Since the start of the Trump presidency, refugee admissions have fallen considerably, and recent reports suggest they will fall further still. Without the consent of Congress, President Trump can only do so much to curb immigrant admissions overall. But he does have expansive authority over refugee admissions, and he is using it to implement at least part of his restrictionist agenda.
Under the Refugee Act of 1980, the president, in consultation with Congress, is charged with setting a refugee ceiling, a hard limit on total refugee admissions, which can be adjusted in tune with changing foreign-policy priorities. During the Obama years, the refugee ceiling started at 80,000 in the 2010 fiscal year, the level set at the tail end of the George W. Bush administration. President Obama then lowered the ceiling to 76,000 in FY2012 and to 70,000 in FY2013 before raising it to 85,000 in FY2016 and, in the last year of his tenure, to 110,000 in FY2017. Having campaigned on slashing refugee admissions, President Trump set the FY2018 ceiling at 45,000, the lowest since the Refugee Act was signed into law, and actual refugee admissions are expected to come in at half that level.

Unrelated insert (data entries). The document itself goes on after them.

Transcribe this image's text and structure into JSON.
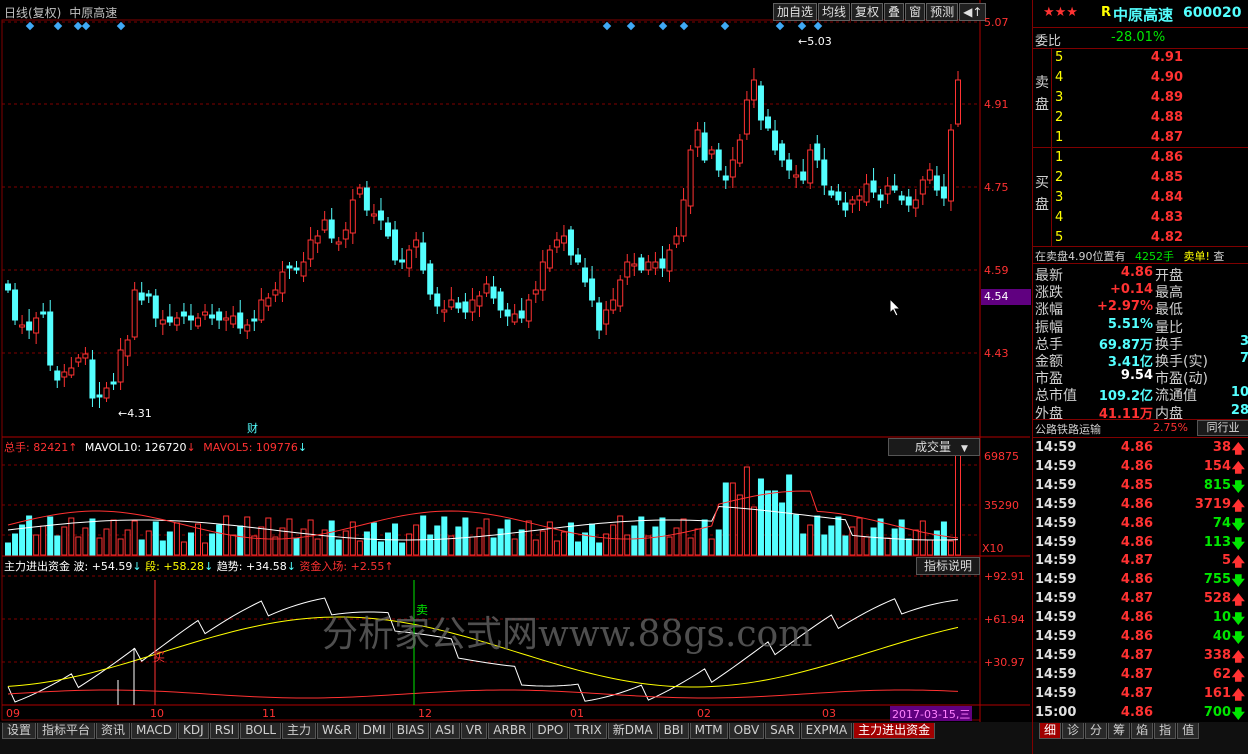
{
  "header": {
    "title": "日线(复权)",
    "stock_name": "中原高速",
    "buttons": [
      "加自选",
      "均线",
      "复权",
      "叠",
      "窗",
      "预测"
    ]
  },
  "price_axis": [
    "5.07",
    "4.91",
    "4.75",
    "4.59",
    "4.43"
  ],
  "current_price_tag": "4.54",
  "annotations": {
    "high": "5.03",
    "low": "4.31",
    "cai": "财",
    "buy": "买",
    "sell": "卖"
  },
  "volume_panel": {
    "label_total": "总手: 82421",
    "label_mavol10": "MAVOL10: 126720",
    "label_mavol5": "MAVOL5: 109776",
    "dropdown": "成交量",
    "axis": [
      "69875",
      "35290"
    ],
    "unit": "X10"
  },
  "indicator_panel": {
    "name": "主力进出资金",
    "wave": "波: +54.59",
    "segment": "段: +58.28",
    "trend": "趋势: +34.58",
    "inflow": "资金入场: +2.55",
    "help_button": "指标说明",
    "axis": [
      "+92.91",
      "+61.94",
      "+30.97"
    ]
  },
  "watermark": "分析家公式网www.88gs.com",
  "x_axis": {
    "labels": [
      "09",
      "10",
      "11",
      "12",
      "01",
      "02",
      "03"
    ],
    "date_tag": "2017-03-15,三"
  },
  "bottom_tabs": [
    "设置",
    "指标平台",
    "资讯",
    "MACD",
    "KDJ",
    "RSI",
    "BOLL",
    "主力",
    "W&R",
    "DMI",
    "BIAS",
    "ASI",
    "VR",
    "ARBR",
    "DPO",
    "TRIX",
    "新DMA",
    "BBI",
    "MTM",
    "OBV",
    "SAR",
    "EXPMA",
    "主力进出资金"
  ],
  "right_panel": {
    "stars": "★★★",
    "r_label": "R",
    "name": "中原高速",
    "code": "600020",
    "weibi_label": "委比",
    "weibi_value": "-28.01%",
    "sell_label": [
      "卖",
      "盘"
    ],
    "buy_label": [
      "买",
      "盘"
    ],
    "sell": [
      {
        "n": "5",
        "p": "4.91"
      },
      {
        "n": "4",
        "p": "4.90"
      },
      {
        "n": "3",
        "p": "4.89"
      },
      {
        "n": "2",
        "p": "4.88"
      },
      {
        "n": "1",
        "p": "4.87"
      }
    ],
    "buy": [
      {
        "n": "1",
        "p": "4.86"
      },
      {
        "n": "2",
        "p": "4.85"
      },
      {
        "n": "3",
        "p": "4.84"
      },
      {
        "n": "4",
        "p": "4.83"
      },
      {
        "n": "5",
        "p": "4.82"
      }
    ],
    "notice_left": "在卖盘4.90位置有",
    "notice_mid": "4252手",
    "notice_right": "卖单!",
    "notice_extra": "查",
    "stats": [
      {
        "l": "最新",
        "v": "4.86",
        "l2": "开盘",
        "v2": ""
      },
      {
        "l": "涨跌",
        "v": "+0.14",
        "l2": "最高",
        "v2": ""
      },
      {
        "l": "涨幅",
        "v": "+2.97%",
        "l2": "最低",
        "v2": ""
      },
      {
        "l": "振幅",
        "v": "5.51%",
        "l2": "量比",
        "v2": ""
      },
      {
        "l": "总手",
        "v": "69.87万",
        "l2": "换手",
        "v2": "3"
      },
      {
        "l": "金额",
        "v": "3.41亿",
        "l2": "换手(实)",
        "v2": "7"
      },
      {
        "l": "市盈",
        "v": "9.54",
        "l2": "市盈(动)",
        "v2": ""
      },
      {
        "l": "总市值",
        "v": "109.2亿",
        "l2": "流通值",
        "v2": "10"
      },
      {
        "l": "外盘",
        "v": "41.11万",
        "l2": "内盘",
        "v2": "28"
      }
    ],
    "industry": "公路铁路运输",
    "industry_pct": "2.75%",
    "industry_btn": "同行业",
    "ticks": [
      {
        "t": "14:59",
        "p": "4.86",
        "v": "38",
        "d": "up"
      },
      {
        "t": "14:59",
        "p": "4.86",
        "v": "154",
        "d": "up"
      },
      {
        "t": "14:59",
        "p": "4.85",
        "v": "815",
        "d": "down"
      },
      {
        "t": "14:59",
        "p": "4.86",
        "v": "3719",
        "d": "up"
      },
      {
        "t": "14:59",
        "p": "4.86",
        "v": "74",
        "d": "down"
      },
      {
        "t": "14:59",
        "p": "4.86",
        "v": "113",
        "d": "down"
      },
      {
        "t": "14:59",
        "p": "4.87",
        "v": "5",
        "d": "up"
      },
      {
        "t": "14:59",
        "p": "4.86",
        "v": "755",
        "d": "down"
      },
      {
        "t": "14:59",
        "p": "4.87",
        "v": "528",
        "d": "up"
      },
      {
        "t": "14:59",
        "p": "4.86",
        "v": "10",
        "d": "down"
      },
      {
        "t": "14:59",
        "p": "4.86",
        "v": "40",
        "d": "down"
      },
      {
        "t": "14:59",
        "p": "4.87",
        "v": "338",
        "d": "up"
      },
      {
        "t": "14:59",
        "p": "4.87",
        "v": "62",
        "d": "up"
      },
      {
        "t": "14:59",
        "p": "4.87",
        "v": "161",
        "d": "up"
      },
      {
        "t": "15:00",
        "p": "4.86",
        "v": "700",
        "d": "down"
      }
    ],
    "bottom_tabs": [
      "细",
      "诊",
      "分",
      "筹",
      "焰",
      "指",
      "值"
    ]
  }
}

Before Trump’s singular presidential campaign, widespread skepticism about the wisdom of admitting refugees in large numbers had little effect on policy makers, as leading members of both major parties shared a commitment to the refugee resettlement program, often because they saw refugee admissions as an invaluable foreign-policy tool. That elite bipartisan consensus is now a thing of the past. Stephen Miller, one of Trump’s top policy advisers, has pressed for even steeper reductions in the refugee ceiling for the coming fiscal year, to the consternation of senior diplomats and military officials. We’ll soon know if Miller will get his way. I would be surprised if he did not. For one, Trump apparently believes that lowering the refugee ceiling is good politics, and there is reason to believe he’s right.